Cover: Assessing the Use of “Other Transactions” Authority for Prototype Projects

Assessing the Use of “Other Transactions” Authority for Prototype Projects

Published 2002

by Giles K. Smith, Jeffrey A. Drezner, Irving Lachow


Download eBook for Free

FormatFile SizeNotes
PDF file 0.2 MB

Use Adobe Acrobat Reader version 10 or higher for the best experience.


Purchase Print Copy

 Format Price
Add to Cart Paperback51 pages $20.00

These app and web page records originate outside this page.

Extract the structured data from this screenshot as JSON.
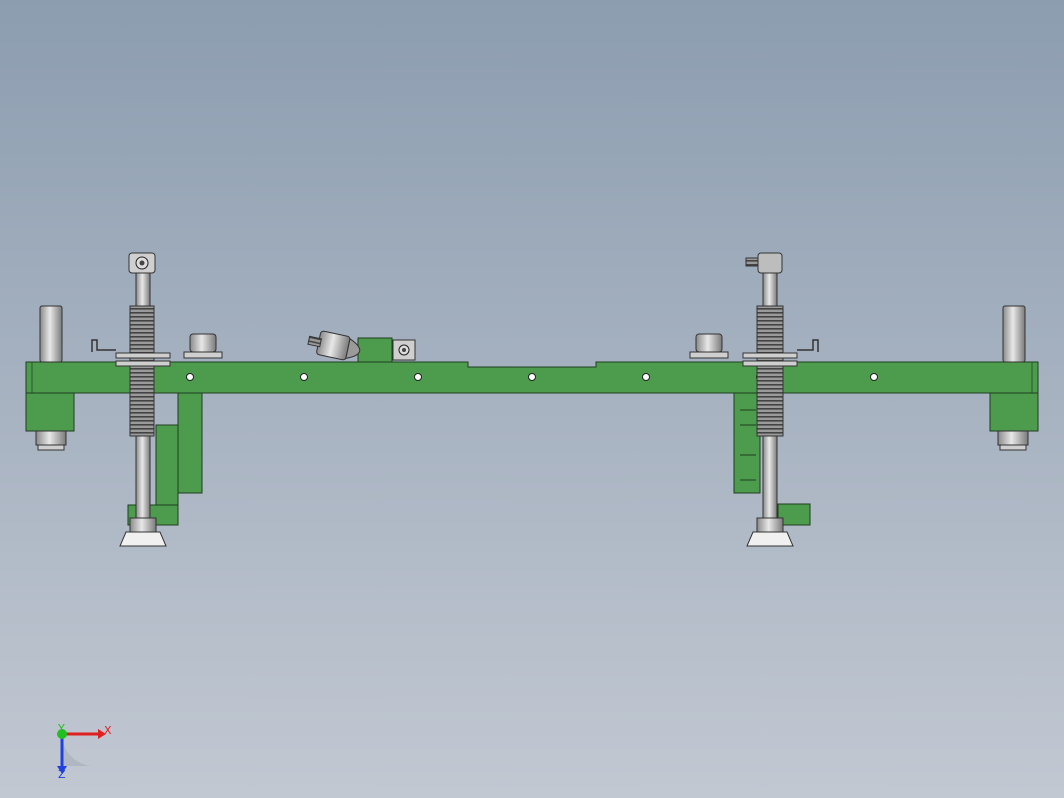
{
  "viewport": {
    "background_top": "#8c9db0",
    "background_bottom": "#c2c8d2"
  },
  "model": {
    "frame_color": "#4d9b4d",
    "frame_edge_color": "#1f3d1f",
    "steel_color": "#b9b9b9",
    "shaft_thread_color": "#6b6b6b"
  },
  "triad": {
    "x_label": "X",
    "y_label": "Y",
    "z_label": "Z",
    "x_color": "#e02020",
    "y_color": "#20c020",
    "z_color": "#2040e0"
  }
}
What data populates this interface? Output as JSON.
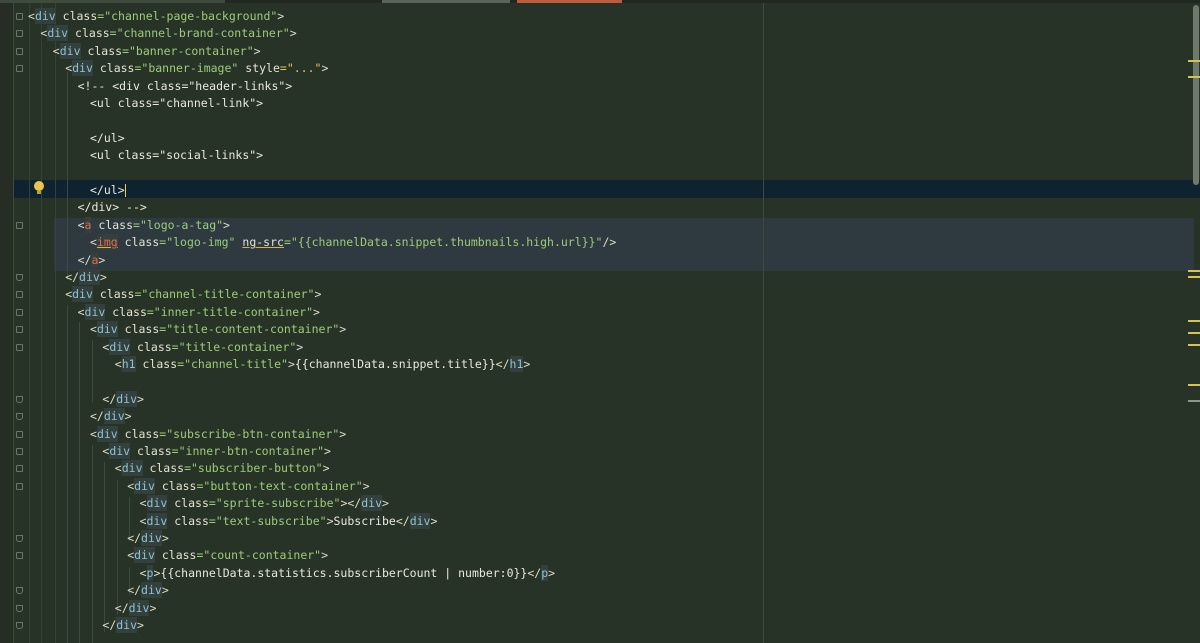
{
  "editor": {
    "tabs": [
      {
        "color": "#3d4a3c"
      },
      {
        "color": "#5a645a"
      },
      {
        "color": "#c05a3c"
      }
    ],
    "lines": [
      {
        "indent": 0,
        "open": "<",
        "name": "div",
        "attrs": [
          {
            "n": "class",
            "v": "\"channel-page-background\""
          }
        ],
        "close": ">"
      },
      {
        "indent": 1,
        "open": "<",
        "name": "div",
        "attrs": [
          {
            "n": "class",
            "v": "\"channel-brand-container\""
          }
        ],
        "close": ">"
      },
      {
        "indent": 2,
        "open": "<",
        "name": "div",
        "attrs": [
          {
            "n": "class",
            "v": "\"banner-container\""
          }
        ],
        "close": ">"
      },
      {
        "indent": 3,
        "open": "<",
        "name": "div",
        "attrs": [
          {
            "n": "class",
            "v": "\"banner-image\""
          },
          {
            "n": "style",
            "v": "=\"...\""
          }
        ],
        "close": ">"
      },
      {
        "indent": 4,
        "text": "<!-- <div class=\"header-links\">"
      },
      {
        "indent": 5,
        "text": "<ul class=\"channel-link\">"
      },
      {
        "indent": 5,
        "text": ""
      },
      {
        "indent": 5,
        "text": "</ul>"
      },
      {
        "indent": 5,
        "text": "<ul class=\"social-links\">"
      },
      {
        "indent": 5,
        "text": ""
      },
      {
        "indent": 5,
        "text": "</ul>",
        "caret": true
      },
      {
        "indent": 4,
        "text": "</div> -->"
      },
      {
        "indent": 4,
        "open": "<",
        "name": "a",
        "red": true,
        "attrs": [
          {
            "n": "class",
            "v": "\"logo-a-tag\""
          }
        ],
        "close": ">"
      },
      {
        "indent": 5,
        "open": "<",
        "name": "img",
        "red": true,
        "squiggle": true,
        "attrs": [
          {
            "n": "class",
            "v": "\"logo-img\""
          },
          {
            "n": "ng-src",
            "v": "\"{{channelData.snippet.thumbnails.high.url}}\"",
            "squiggle": true
          }
        ],
        "close": "/>"
      },
      {
        "indent": 4,
        "open": "</",
        "name": "a",
        "red": true,
        "attrs": [],
        "close": ">"
      },
      {
        "indent": 3,
        "open": "</",
        "name": "div",
        "attrs": [],
        "close": ">"
      },
      {
        "indent": 3,
        "open": "<",
        "name": "div",
        "attrs": [
          {
            "n": "class",
            "v": "\"channel-title-container\""
          }
        ],
        "close": ">"
      },
      {
        "indent": 4,
        "open": "<",
        "name": "div",
        "attrs": [
          {
            "n": "class",
            "v": "\"inner-title-container\""
          }
        ],
        "close": ">"
      },
      {
        "indent": 5,
        "open": "<",
        "name": "div",
        "attrs": [
          {
            "n": "class",
            "v": "\"title-content-container\""
          }
        ],
        "close": ">"
      },
      {
        "indent": 6,
        "open": "<",
        "name": "div",
        "attrs": [
          {
            "n": "class",
            "v": "\"title-container\""
          }
        ],
        "close": ">"
      },
      {
        "indent": 7,
        "open": "<",
        "name": "h1",
        "attrs": [
          {
            "n": "class",
            "v": "\"channel-title\""
          }
        ],
        "close": ">",
        "content": "{{channelData.snippet.title}}",
        "end": "h1"
      },
      {
        "indent": 7,
        "text": ""
      },
      {
        "indent": 6,
        "open": "</",
        "name": "div",
        "attrs": [],
        "close": ">"
      },
      {
        "indent": 5,
        "open": "</",
        "name": "div",
        "attrs": [],
        "close": ">"
      },
      {
        "indent": 5,
        "open": "<",
        "name": "div",
        "attrs": [
          {
            "n": "class",
            "v": "\"subscribe-btn-container\""
          }
        ],
        "close": ">"
      },
      {
        "indent": 6,
        "open": "<",
        "name": "div",
        "attrs": [
          {
            "n": "class",
            "v": "\"inner-btn-container\""
          }
        ],
        "close": ">"
      },
      {
        "indent": 7,
        "open": "<",
        "name": "div",
        "attrs": [
          {
            "n": "class",
            "v": "\"subscriber-button\""
          }
        ],
        "close": ">"
      },
      {
        "indent": 8,
        "open": "<",
        "name": "div",
        "attrs": [
          {
            "n": "class",
            "v": "\"button-text-container\""
          }
        ],
        "close": ">"
      },
      {
        "indent": 9,
        "open": "<",
        "name": "div",
        "attrs": [
          {
            "n": "class",
            "v": "\"sprite-subscribe\""
          }
        ],
        "close": ">",
        "content": "",
        "end": "div"
      },
      {
        "indent": 9,
        "open": "<",
        "name": "div",
        "attrs": [
          {
            "n": "class",
            "v": "\"text-subscribe\""
          }
        ],
        "close": ">",
        "content": "Subscribe",
        "end": "div"
      },
      {
        "indent": 8,
        "open": "</",
        "name": "div",
        "attrs": [],
        "close": ">"
      },
      {
        "indent": 8,
        "open": "<",
        "name": "div",
        "attrs": [
          {
            "n": "class",
            "v": "\"count-container\""
          }
        ],
        "close": ">"
      },
      {
        "indent": 9,
        "open": "<",
        "name": "p",
        "attrs": [],
        "close": ">",
        "content": "{{channelData.statistics.subscriberCount | number:0}}",
        "end": "p"
      },
      {
        "indent": 8,
        "open": "</",
        "name": "div",
        "attrs": [],
        "close": ">"
      },
      {
        "indent": 7,
        "open": "</",
        "name": "div",
        "attrs": [],
        "close": ">"
      },
      {
        "indent": 6,
        "open": "</",
        "name": "div",
        "attrs": [],
        "close": ">"
      }
    ]
  }
}
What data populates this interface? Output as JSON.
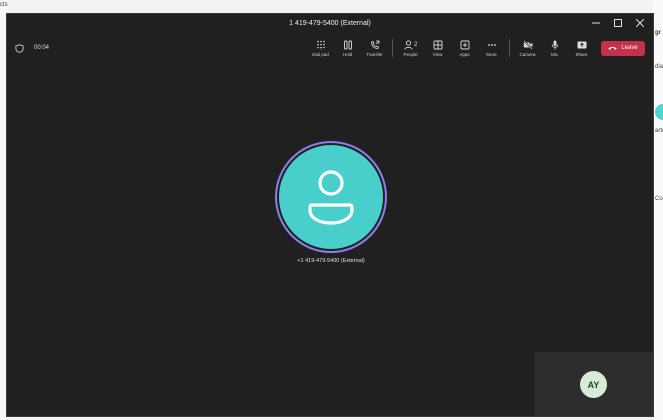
{
  "window": {
    "title": "1 419-479-5400 (External)"
  },
  "toolbar": {
    "timer": "00:04",
    "buttons": [
      {
        "label": "Dial pad",
        "icon": "dialpad-icon"
      },
      {
        "label": "Hold",
        "icon": "hold-icon"
      },
      {
        "label": "Transfer",
        "icon": "transfer-icon"
      },
      {
        "label": "People",
        "icon": "people-icon",
        "badge": "2"
      },
      {
        "label": "View",
        "icon": "view-icon"
      },
      {
        "label": "Apps",
        "icon": "apps-icon"
      },
      {
        "label": "More",
        "icon": "more-icon"
      },
      {
        "label": "Camera",
        "icon": "camera-off-icon"
      },
      {
        "label": "Mic",
        "icon": "mic-icon"
      },
      {
        "label": "Share",
        "icon": "share-icon"
      }
    ],
    "leave_label": "Leave"
  },
  "call": {
    "caller_name": "+1 419-479-5400 (External)"
  },
  "self_view": {
    "initials": "AY"
  },
  "background": {
    "left_text": "cts",
    "right_text_1": "gr",
    "right_text_2": "dia",
    "right_text_3": "arte",
    "right_text_4": "Co"
  },
  "colors": {
    "leave": "#c4314b",
    "avatar": "#48cfcb",
    "ring": "#8e7cf0",
    "window_bg": "#202020"
  }
}
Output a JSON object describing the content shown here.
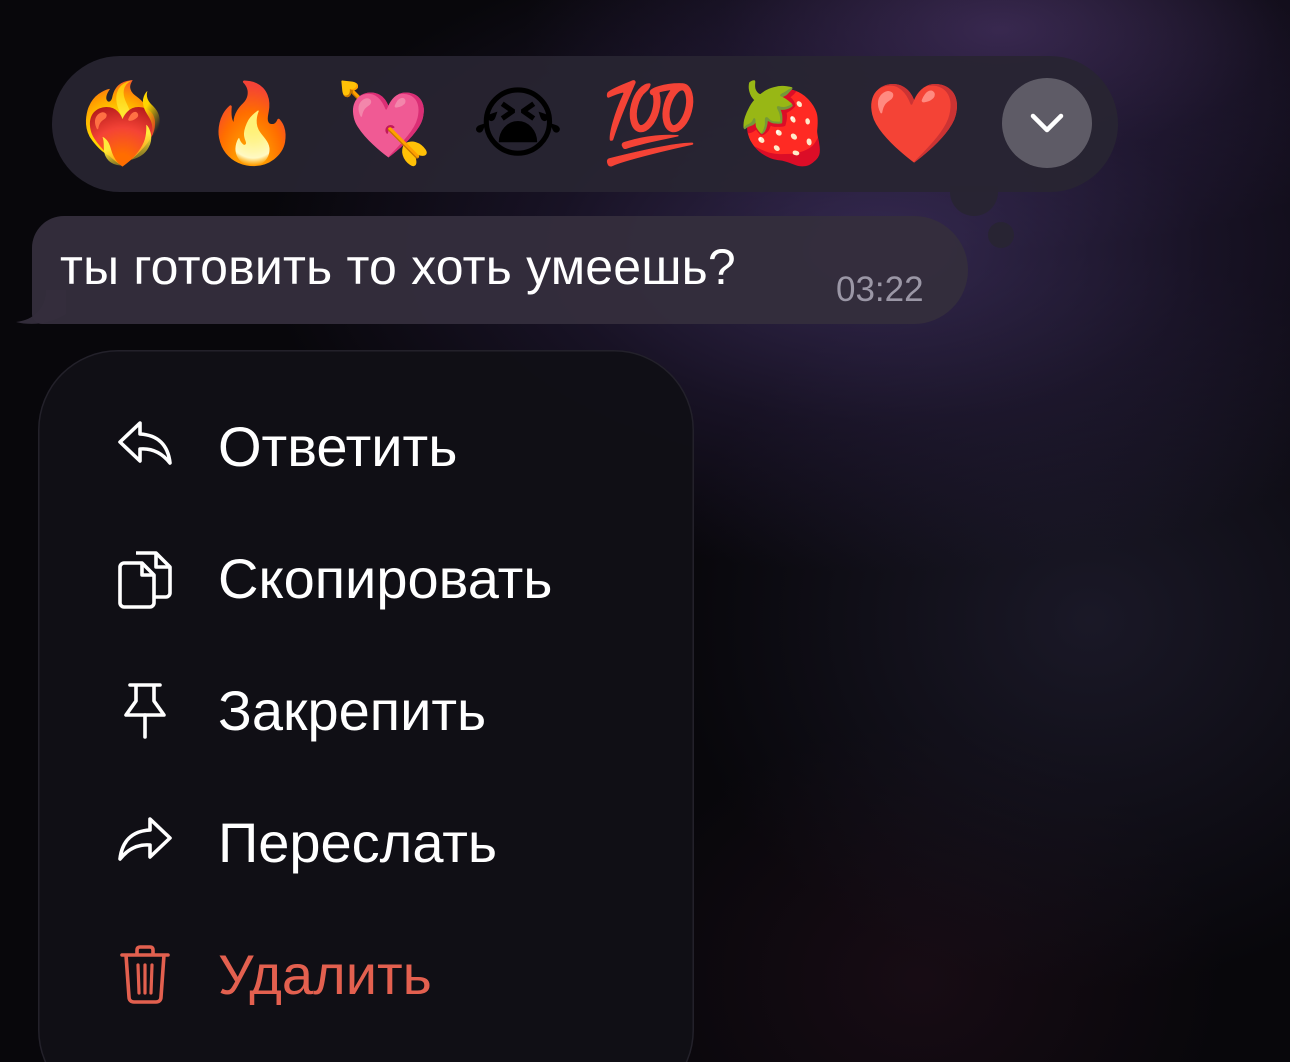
{
  "reactions": [
    {
      "emoji": "❤️‍🔥",
      "name": "heart-on-fire"
    },
    {
      "emoji": "🔥",
      "name": "fire"
    },
    {
      "emoji": "💘",
      "name": "heart-with-arrow"
    },
    {
      "emoji": "😭",
      "name": "loudly-crying-face"
    },
    {
      "emoji": "💯",
      "name": "hundred-points"
    },
    {
      "emoji": "🍓",
      "name": "strawberry"
    },
    {
      "emoji": "❤️",
      "name": "red-heart"
    }
  ],
  "more_button": {
    "icon": "chevron-down-icon"
  },
  "message": {
    "text": "ты готовить то хоть умеешь?",
    "time": "03:22"
  },
  "menu": {
    "items": [
      {
        "label": "Ответить",
        "icon": "reply-icon"
      },
      {
        "label": "Скопировать",
        "icon": "copy-icon"
      },
      {
        "label": "Закрепить",
        "icon": "pin-icon"
      },
      {
        "label": "Переслать",
        "icon": "forward-icon"
      },
      {
        "label": "Удалить",
        "icon": "trash-icon",
        "danger": true
      }
    ]
  },
  "colors": {
    "danger": "#e3604f",
    "menu_background": "#111016",
    "bubble_background": "#342e3c",
    "reaction_bar_background": "#282532"
  }
}
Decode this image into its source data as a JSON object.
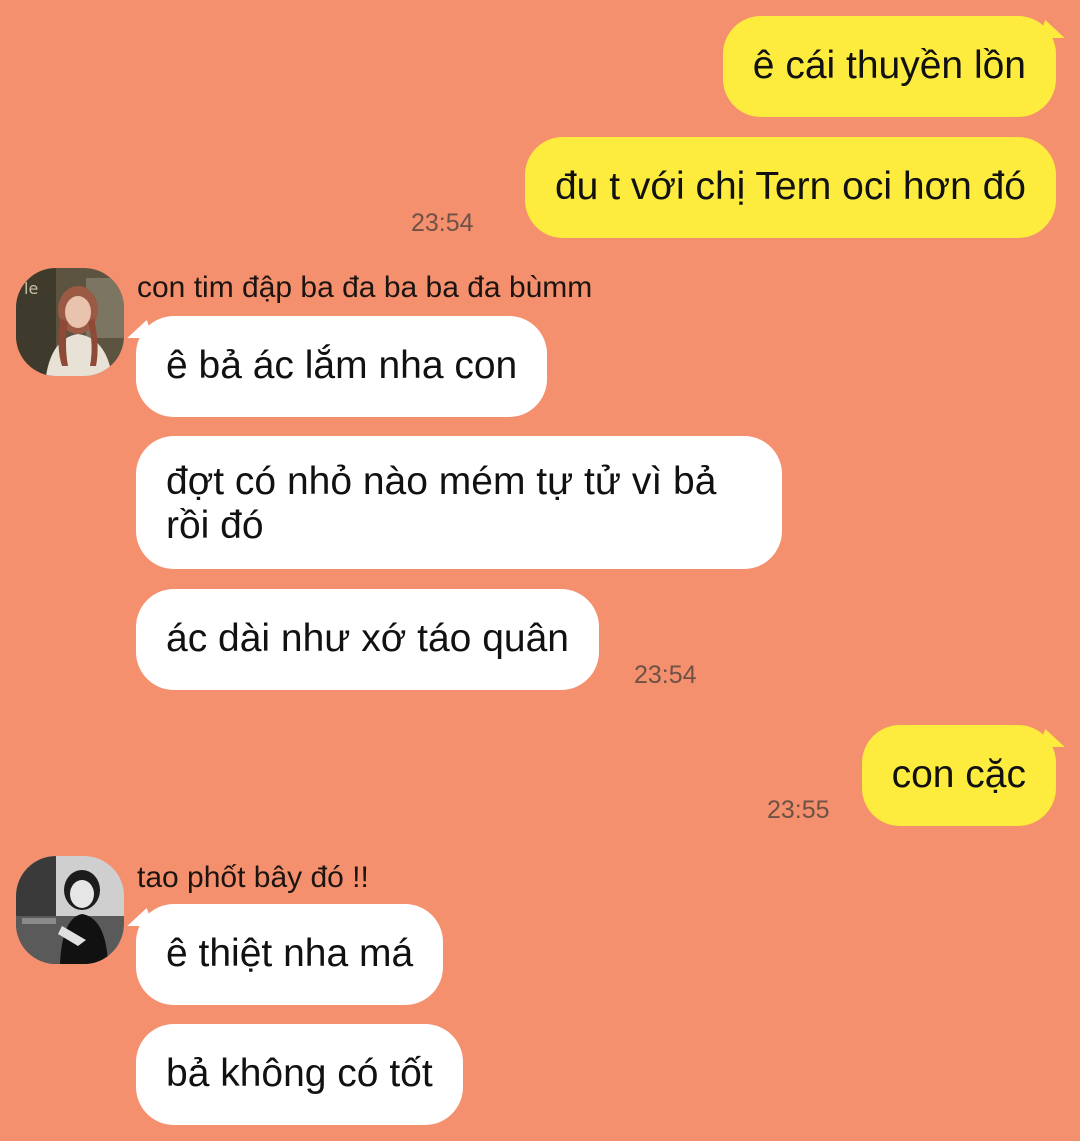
{
  "messages": {
    "m1": {
      "text": "ê cái thuyền lồn"
    },
    "m2": {
      "text": "đu t với chị Tern oci hơn đó",
      "time": "23:54"
    },
    "group1": {
      "sender": "con tim đập ba đa ba ba đa bùmm",
      "m3": "ê bả ác lắm nha con",
      "m4": "đợt có nhỏ nào mém tự tử vì bả rồi đó",
      "m5": "ác dài như xớ táo quân",
      "time": "23:54"
    },
    "m6": {
      "text": "con cặc",
      "time": "23:55"
    },
    "group2": {
      "sender": "tao phốt bây đó !!",
      "m7": "ê thiệt nha má",
      "m8": "bả không có tốt"
    }
  },
  "colors": {
    "background": "#f4906e",
    "outgoing_bubble": "#fdec3e",
    "incoming_bubble": "#ffffff",
    "timestamp": "#6e5246"
  },
  "avatars": {
    "a1": "avatar-girl-photo",
    "a2": "avatar-girl-bw-photo"
  }
}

An extensive set of laws, regulations, and mandated procedures govern the procurement of new weapon systems and ensure that the Department of Defense receives good value for the money spent and that government interests are protected. Some firms, especially those developing innovative technologies for the commercial market, find those rules burdensome and often refuse to work for the government. This prevents government access to the latest advances in key technologies. Congress authorized use of Other Transactions (OT) in 1994 for the development of prototypes directly relevant to weapons or weapon systems so that contractors are not required to comply with procurement-specific laws and regulations. DoD asked RAND to assess the experience of such OT projects (started between 1994 and 1998), which yielded three conclusions: new industrial resources are now participating in DoD prototype projects; benefits of OT are broad; and some risks to the government are incurred. RAND researchers believe the immediate rewards substantially outweigh the risks and if the OT authority flexibility is removed, most if not all of the benefits observed would again becomeun available to DoD.

The research described in this report was performed under the auspices of RAND's National Security Research Division unit.

This report is part of the RAND documented briefing series. RAND documented briefings are based on research presented to a client, sponsor, or targeted audience in briefing format. Additional information is provided in the documented briefing in the form of the written narration accompanying the briefing charts. All RAND documented briefings undergo rigorous peer review to ensure that they meet high standards for research quality and objectivity. However, they are not expected to be comprehensive and may present preliminary findings. Major research findings are published in the monograph series; supporting or preliminary research is published in the technical report series.

This document and trademark(s) contained herein are protected by law. This representation of RAND intellectual property is provided for noncommercial use only. Unauthorized posting of this publication online is prohibited; linking directly to this product page is encouraged. Permission is required from RAND to reproduce, or reuse in another form, any of its research documents for commercial purposes. For information on reprint and reuse permissions, please visit

RAND is a nonprofit institution that helps improve policy and decisionmaking through research and analysis. RAND's publications do not necessarily reflect the opinions of its research clients and sponsors.